This post was written by Bob Keane, CFP® – Financial Advisor
In early October, the Senate & House agreed to a temporary increase in the Federal debt ceiling of $480 billion which should facilitate US Treasury borrowing through early December. Once the Treasury hits the new limit we will have the same histrionics and political gamesmanship we witnessed through most of this Fall. Without getting into politics, it seems odd to me that this continues to be an issue when appropriations bills are passed by both Houses and the Executive branch on an annual basis. Given this oddity (at least to me), I decided to do some research and thought I’d pass along some of my findings as well as some possible implications for the financial markets.
What is the Debt Ceiling?
The Debt Ceiling or Debt Limit has been with us since 1939. Prior to then, Congress generally authorized debt in accordance with specific authorized spending. The Debt Limit (“Limit”) effectively places a cap on the amount of debt the US Treasury (“Treasury”) can issue to fund expenditures. Initially, Congress would increase the Limit whenever appropriate and before the Treasury ran out of borrowing power. This changed in early 2002 when we hit the Limit and Congress did not automatically increase it. For the first time, Treasury had to take “extraordinary measures” (get used to hearing this term over the next month or so) to continue to pay our bills. Extraordinary measures typically include withholding payments to government trust funds and other actions until a new Limit is authorized and those trust funds are reimbursed for the missed payments.
Since 2002 it seems Congress continually fights over the Limit and often tries to use it as leverage for a number of issues, usually around the federal appropriations bills that need to be approved as the fiscal year for the Federal government runs from October 1st to September 30th. That said, Congress has always (eventually) raised the Limit. See the graph below to see the historical debt vs. the Limit:
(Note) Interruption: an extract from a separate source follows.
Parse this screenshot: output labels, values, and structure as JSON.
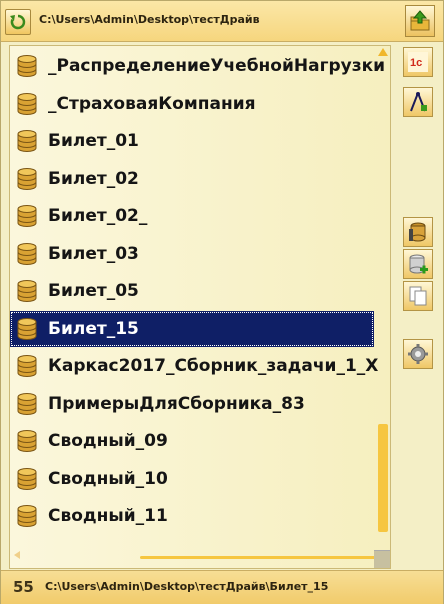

So, what happens if Congress doesn’t increase the Limit? If federal revenues can’t cover existing expenditures (which they can’t at this point) then the US goes into default on its obligations. You will hear and read a lot of bad things will happen if this comes to pass. At a minimum, it is likely US Treasury debt will be downgraded by the credit agencies, and like a corporate bond downgrade, borrowing costs will rise. Given that so much consumer debt (think mortgages) is tied to US Treasury rates, it seems plausible that interest rates will rise overall.
Government Shutdowns, Debt Defaults
While a debt default and government shutdowns are often lumped together, and deservedly so, there are some distinctions that are important.
The US government has shut down in 4 instances since 1995 with the longest shutdown being 35 days in December 2018/January 2019. These shutdowns were principally due to federal funding appropriations bills not being passed rather than Debt Limit issues. Appropriations bills pay for funding for the upcoming fiscal year and if not enacted, measures are taken to cut all spending that isn’t covered by mandatory spending measures (an example of mandatory spending that continues would be current Social Security payments). In a government shutdown, generally workers are furloughed, and we tend to see some disruption in government services (examples being TSA, air traffic controllers, passport processing, etc.).
The US Government has NEVER defaulted on its debt! While I mentioned the minimum that might happen earlier (higher interest rates for all), things could likely be worse. In a default, many more creditors of the US government would not be paid than in a shut-down. A default could shut down payments to those receiving mandatory benefits, interest & principal payments on US debt, etc. So I guess there are some pretty good reasons why Congress continues to increase the Debt Limit…
So, what do I do?
Uncertainty and the markets are like oil and water. The longer Congress debates the Debt Ceiling (and appropriations bills), the more likely we will see continued market volatility. That said, we believe Congress will get its act together and authorize a higher Debt Ceiling taking some uncertainty out of the equation. Make sure you are comfortable with some volatility in your portfolio, if not, please reach out to your financial advisor to discuss possible options.
If you’d like to learn more about these topics, I’ve included a couple of links I found very useful: